A Bird Told Me

Yesterday I got a chance to work on art almost all day long.  It was a rare event and I savored it.  When I was working on my illustrations for the video Never Going Back to the Gravity by Mad July, I didn’t have time to work on my own illustrations, but I still worked in my journal.  I write in the morning and sketch when I get the chance.

In March there were a few times when I was in meetings or on a long bus ride and I got to do some stream of consciousness sketches.   It was interesting to me to see how little scribbles turned into visual narratives of a sort.  There was  no set direction and no goal.  A different sort of energy comes into play than what would happen if I was drawing from life where I get super focused and aware of the world around me.  In these, I became more aware of the world within me.

Three of them, I am developing into painting.  All of them speak to reconnection with the natural world.  This one became the painting I posted last week:

Pencil and colored pencil
Spring Redemption

 This one:

Became this new painting:

A Bird Told Me, watercolor, ink, pencil, colored pencil on 300 lb Arches paper treated with absorbent ground gesso

These drawings and paintings helped me move forward a bit with my art.  The Spring Redemption painting took three tries to get the face the way I wanted.  After the first try failed, I decided to paint over it with Daniel Smith’s absorbent ground gesso.  It covered the first painting fairly well although there was still a shadow.  When I painted, though, the paint bleed outside the lines I had drawn.  It was not a happy accident.  I don’t mind loosening up when the watercolor won’t let me have my way, but I wanted subtle use of color.  I got a fresh piece of Arches Paper and everything went well the third time around.

The paper that failed me got another 2 coats of absorbent ground.  I purposely made brush strokes for texture.  Since I knew the paint might bleed, I paid attention to edges and stopped before I reached them and let the paint settle.  It mostly happened with very wet applications. 

I painted the dress of the woman in real lapis lazuli paint from Daniel Smith.  It’s a duller blue that ultra marine, but I like that it’s “real,” and provides for me a little history and earthiness to this woman who is listening to nature sing.

The next sketch I’m turning into a painting is a bit more abstract and I’ll show that hopefully next week, if I can keep carving out painting time. 

Life is good.

All comments and shares are welcome.

Thanks for stopping by.

If you’re interested in purchasing any of my art, please email me or check out my Etsy Shop.

Winter’s Got Spring Up It’s Sleeve

This is my first post for a group blog called Paint Party Friday.  It’s a venue for artists to link up and share their works in progress as well as finished work  They also feature an artist interview a week.

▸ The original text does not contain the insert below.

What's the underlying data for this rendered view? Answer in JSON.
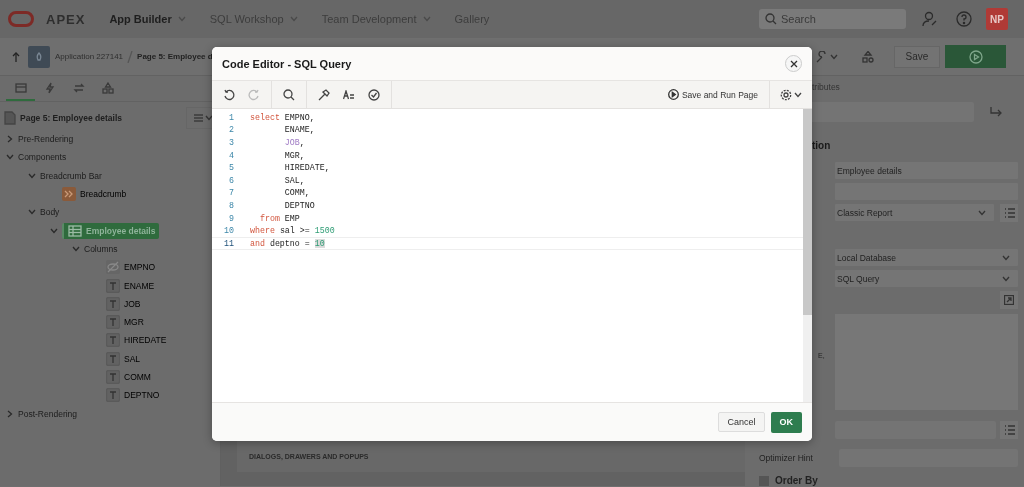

There’s a wide range of professional and amateur artists and lots of different styles.  I like that it gives me a nice soft deadline for finishing a painting.
Last weekend on my favorite jazz station, KMHD,  I heard the song “Winter’s Got Spring Up It’s Sleeve” by June Christy.  It was the first time I’d ever heard it, though it was recorded in the 60s.  I loved that image and immediately got a picture in my mind of a winsome winter spirit in a blue robe with warm sleeves spilling flowers — the heat from the flowers blowing winter’s robe skyward — a circle of life sort of thing.
On this piece I tried using masking, salt dispersion and layering color. I tried to combine loose color and detail.  I glazed Winter’s skin with iridescent acrylic and splattered the same paint for more snow flakes.  I’m not sure it was entirely successful, but dear husband and a few friends gave me good feedback, so here it is:

Winter’s Got Spring Up It’s Sleeve * watercolor, acrylic & ink * 7×10″